It seems retiring at 55 and making the most of some time off could be bad for the economy. New research from PwC found that Britain could be missing out on billions of pounds due to low levels of employment for older people.
The report was based on PwC's 'Golden Age Index', which ranks OECD countries on how friendly they are to older workers based on employment levels, salaries and training. It claimed that if Britain could match Sweden, the highest-ranked EU country, then its economy could be better off to the tune of £100bn per year.
'This group of workers is too often over-looked by businesses and Government, but our research shows there could be big gains for the UK economy from policies directed at keeping people skilled and motivated to stay in the workforce for longer,' said John Andrews, head of PwC's global people and organisation practice.
He added that the Govenment could encourage businesses to employ more older workers by introducing tax breaks, increasing spending on retraining and enforcing age discrimination laws more strictly.
Read more: How to manage older workers

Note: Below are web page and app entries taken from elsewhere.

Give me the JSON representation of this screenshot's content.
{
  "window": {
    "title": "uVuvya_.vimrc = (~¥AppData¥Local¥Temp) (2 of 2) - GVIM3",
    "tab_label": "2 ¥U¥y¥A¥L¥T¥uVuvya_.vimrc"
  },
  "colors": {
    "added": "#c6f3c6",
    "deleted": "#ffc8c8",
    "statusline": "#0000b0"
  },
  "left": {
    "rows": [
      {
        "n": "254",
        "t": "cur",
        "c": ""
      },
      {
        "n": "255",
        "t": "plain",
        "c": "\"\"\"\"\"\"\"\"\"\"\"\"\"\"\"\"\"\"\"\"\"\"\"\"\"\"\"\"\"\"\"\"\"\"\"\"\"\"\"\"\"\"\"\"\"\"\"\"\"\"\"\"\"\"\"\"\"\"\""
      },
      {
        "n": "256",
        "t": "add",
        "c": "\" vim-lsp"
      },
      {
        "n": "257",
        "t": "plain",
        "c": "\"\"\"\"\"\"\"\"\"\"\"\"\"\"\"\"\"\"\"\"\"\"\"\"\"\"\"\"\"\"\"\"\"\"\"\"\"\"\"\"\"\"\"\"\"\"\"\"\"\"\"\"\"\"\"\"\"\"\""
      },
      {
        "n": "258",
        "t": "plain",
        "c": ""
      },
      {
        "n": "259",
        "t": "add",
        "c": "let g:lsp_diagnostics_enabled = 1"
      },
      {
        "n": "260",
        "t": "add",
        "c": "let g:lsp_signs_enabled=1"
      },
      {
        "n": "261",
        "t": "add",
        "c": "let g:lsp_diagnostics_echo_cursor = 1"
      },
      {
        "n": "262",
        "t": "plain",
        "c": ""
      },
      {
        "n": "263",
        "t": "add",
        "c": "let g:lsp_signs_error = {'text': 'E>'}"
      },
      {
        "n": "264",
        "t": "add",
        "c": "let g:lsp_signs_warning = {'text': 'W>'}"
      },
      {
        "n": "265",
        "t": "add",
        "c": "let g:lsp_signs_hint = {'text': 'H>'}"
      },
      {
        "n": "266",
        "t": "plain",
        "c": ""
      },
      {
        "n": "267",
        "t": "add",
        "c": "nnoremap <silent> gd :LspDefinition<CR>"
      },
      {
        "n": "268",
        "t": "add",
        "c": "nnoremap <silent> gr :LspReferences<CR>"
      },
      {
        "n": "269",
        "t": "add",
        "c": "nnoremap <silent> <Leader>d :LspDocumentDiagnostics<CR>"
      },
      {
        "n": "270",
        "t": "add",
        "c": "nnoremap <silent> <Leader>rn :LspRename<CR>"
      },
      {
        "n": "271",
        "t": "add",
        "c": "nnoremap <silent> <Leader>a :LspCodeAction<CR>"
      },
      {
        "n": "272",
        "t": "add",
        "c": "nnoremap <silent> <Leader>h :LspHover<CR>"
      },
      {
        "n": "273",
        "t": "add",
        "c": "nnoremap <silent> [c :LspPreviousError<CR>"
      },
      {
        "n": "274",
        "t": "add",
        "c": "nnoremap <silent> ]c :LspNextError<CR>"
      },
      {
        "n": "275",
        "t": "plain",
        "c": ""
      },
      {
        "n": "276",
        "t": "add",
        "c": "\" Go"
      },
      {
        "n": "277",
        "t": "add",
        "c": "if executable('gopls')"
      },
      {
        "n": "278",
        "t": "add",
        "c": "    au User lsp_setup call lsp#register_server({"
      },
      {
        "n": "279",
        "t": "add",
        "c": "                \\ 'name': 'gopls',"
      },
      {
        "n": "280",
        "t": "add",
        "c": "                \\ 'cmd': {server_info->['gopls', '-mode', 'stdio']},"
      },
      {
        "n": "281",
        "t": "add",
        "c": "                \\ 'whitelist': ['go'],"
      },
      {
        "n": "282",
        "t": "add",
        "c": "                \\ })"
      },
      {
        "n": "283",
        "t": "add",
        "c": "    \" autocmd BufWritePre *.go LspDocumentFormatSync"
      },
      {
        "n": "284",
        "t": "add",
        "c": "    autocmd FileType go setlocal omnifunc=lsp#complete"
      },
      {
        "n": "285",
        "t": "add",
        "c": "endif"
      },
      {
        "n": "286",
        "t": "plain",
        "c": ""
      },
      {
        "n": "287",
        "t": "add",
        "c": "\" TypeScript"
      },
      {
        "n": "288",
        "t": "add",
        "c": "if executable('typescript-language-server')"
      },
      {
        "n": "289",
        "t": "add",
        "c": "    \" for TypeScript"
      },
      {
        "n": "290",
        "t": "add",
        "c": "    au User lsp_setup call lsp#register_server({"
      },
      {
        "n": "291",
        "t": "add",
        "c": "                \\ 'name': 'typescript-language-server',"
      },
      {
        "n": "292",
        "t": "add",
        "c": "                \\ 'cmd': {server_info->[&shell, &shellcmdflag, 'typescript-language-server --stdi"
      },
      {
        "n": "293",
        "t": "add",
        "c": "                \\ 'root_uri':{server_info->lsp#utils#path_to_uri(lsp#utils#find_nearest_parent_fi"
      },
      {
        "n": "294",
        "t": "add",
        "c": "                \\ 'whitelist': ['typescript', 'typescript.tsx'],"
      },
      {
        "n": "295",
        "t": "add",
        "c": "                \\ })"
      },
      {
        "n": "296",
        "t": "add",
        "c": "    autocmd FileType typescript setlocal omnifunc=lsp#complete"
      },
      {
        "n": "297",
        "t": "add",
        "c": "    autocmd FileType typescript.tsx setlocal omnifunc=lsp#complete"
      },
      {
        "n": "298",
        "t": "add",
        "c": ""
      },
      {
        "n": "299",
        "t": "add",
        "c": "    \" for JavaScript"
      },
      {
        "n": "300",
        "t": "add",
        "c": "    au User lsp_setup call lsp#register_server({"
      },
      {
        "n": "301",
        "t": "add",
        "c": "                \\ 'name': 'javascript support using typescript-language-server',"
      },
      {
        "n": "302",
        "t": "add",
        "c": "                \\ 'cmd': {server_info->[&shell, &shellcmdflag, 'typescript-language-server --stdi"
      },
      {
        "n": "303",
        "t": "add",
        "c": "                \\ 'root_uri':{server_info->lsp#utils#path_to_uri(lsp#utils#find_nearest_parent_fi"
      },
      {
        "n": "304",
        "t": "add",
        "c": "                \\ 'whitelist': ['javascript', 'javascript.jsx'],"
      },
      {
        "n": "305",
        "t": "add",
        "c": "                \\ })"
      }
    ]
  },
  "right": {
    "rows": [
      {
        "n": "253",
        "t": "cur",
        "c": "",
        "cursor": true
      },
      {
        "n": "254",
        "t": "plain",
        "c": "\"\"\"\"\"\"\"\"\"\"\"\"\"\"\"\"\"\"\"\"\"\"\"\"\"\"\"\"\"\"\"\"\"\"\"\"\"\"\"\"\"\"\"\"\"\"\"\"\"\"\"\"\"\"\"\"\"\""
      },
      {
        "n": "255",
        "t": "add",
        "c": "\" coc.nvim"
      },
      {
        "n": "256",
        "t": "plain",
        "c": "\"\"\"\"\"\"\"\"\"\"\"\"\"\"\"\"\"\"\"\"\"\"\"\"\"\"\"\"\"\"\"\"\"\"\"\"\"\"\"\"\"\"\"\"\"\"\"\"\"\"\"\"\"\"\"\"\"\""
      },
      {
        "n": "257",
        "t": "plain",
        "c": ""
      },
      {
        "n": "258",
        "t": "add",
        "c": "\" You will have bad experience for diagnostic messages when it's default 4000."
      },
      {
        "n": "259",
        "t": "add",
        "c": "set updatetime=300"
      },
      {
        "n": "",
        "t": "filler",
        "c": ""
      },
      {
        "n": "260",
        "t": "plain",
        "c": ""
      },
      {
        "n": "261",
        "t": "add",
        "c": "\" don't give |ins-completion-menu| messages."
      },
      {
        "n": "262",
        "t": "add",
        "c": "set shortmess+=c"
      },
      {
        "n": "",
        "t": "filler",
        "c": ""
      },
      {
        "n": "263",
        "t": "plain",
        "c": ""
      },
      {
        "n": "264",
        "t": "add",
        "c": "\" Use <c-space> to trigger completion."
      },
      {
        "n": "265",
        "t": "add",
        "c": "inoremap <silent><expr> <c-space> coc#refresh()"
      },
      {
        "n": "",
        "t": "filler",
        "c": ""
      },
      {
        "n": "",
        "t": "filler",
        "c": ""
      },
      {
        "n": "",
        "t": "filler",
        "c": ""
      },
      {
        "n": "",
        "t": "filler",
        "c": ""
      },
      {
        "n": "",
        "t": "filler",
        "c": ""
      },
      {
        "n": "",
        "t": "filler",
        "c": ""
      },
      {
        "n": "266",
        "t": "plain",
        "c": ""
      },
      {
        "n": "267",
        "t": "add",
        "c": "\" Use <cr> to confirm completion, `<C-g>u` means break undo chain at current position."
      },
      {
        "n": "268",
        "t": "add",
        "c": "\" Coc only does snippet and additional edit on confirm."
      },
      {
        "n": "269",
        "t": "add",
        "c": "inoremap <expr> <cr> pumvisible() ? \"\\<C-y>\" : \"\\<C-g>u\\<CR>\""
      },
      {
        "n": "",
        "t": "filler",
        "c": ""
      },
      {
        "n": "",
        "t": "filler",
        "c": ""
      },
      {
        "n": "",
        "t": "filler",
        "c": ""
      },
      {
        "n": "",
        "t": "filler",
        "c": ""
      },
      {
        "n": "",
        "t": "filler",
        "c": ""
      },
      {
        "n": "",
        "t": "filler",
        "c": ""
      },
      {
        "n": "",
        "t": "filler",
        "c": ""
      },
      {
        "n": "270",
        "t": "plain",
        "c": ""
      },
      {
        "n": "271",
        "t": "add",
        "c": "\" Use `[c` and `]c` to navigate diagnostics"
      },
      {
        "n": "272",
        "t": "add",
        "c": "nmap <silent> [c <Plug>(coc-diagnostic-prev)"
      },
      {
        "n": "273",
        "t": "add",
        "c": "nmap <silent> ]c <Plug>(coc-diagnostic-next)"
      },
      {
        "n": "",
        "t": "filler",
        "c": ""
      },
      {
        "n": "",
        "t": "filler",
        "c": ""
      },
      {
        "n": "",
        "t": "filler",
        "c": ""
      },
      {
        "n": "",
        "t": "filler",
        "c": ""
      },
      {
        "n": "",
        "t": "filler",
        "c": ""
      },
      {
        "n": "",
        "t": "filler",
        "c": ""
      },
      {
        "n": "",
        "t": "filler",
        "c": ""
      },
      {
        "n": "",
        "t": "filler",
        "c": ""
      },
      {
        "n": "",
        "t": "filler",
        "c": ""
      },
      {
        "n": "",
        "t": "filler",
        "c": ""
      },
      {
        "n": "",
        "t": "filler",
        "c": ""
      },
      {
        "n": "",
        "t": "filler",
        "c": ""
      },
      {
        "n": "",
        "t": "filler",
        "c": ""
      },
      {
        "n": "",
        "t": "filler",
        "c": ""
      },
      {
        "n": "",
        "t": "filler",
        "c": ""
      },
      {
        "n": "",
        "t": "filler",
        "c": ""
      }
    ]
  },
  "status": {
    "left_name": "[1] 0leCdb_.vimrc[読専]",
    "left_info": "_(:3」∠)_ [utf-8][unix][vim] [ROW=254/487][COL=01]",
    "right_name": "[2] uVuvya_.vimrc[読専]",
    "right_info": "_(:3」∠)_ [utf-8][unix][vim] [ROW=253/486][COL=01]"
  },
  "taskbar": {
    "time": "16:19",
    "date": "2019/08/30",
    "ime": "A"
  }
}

'More flexibility, job redesign, career breaks and role shifts could help engage this generation and keep them in the workforce for longer,' he said. 'Training, promotions and performance management should not tail away at 50.'
Britain's slipped down the rankings from 13th in 2003 to 19th today, although the report said it had improved in abolute terms. Top of the charts is Iceland, followed by New Zealand, Sweden and Israel.
Given the high rate of UK youth unemployment (15.7% as of April), some might think it's more important to focus on the employment prospects of younger people rather than giving more jobs to the over 55s. But ultimately the more people who are in work, the more economic activity is being generated, and so everybody would benefit in the long-term.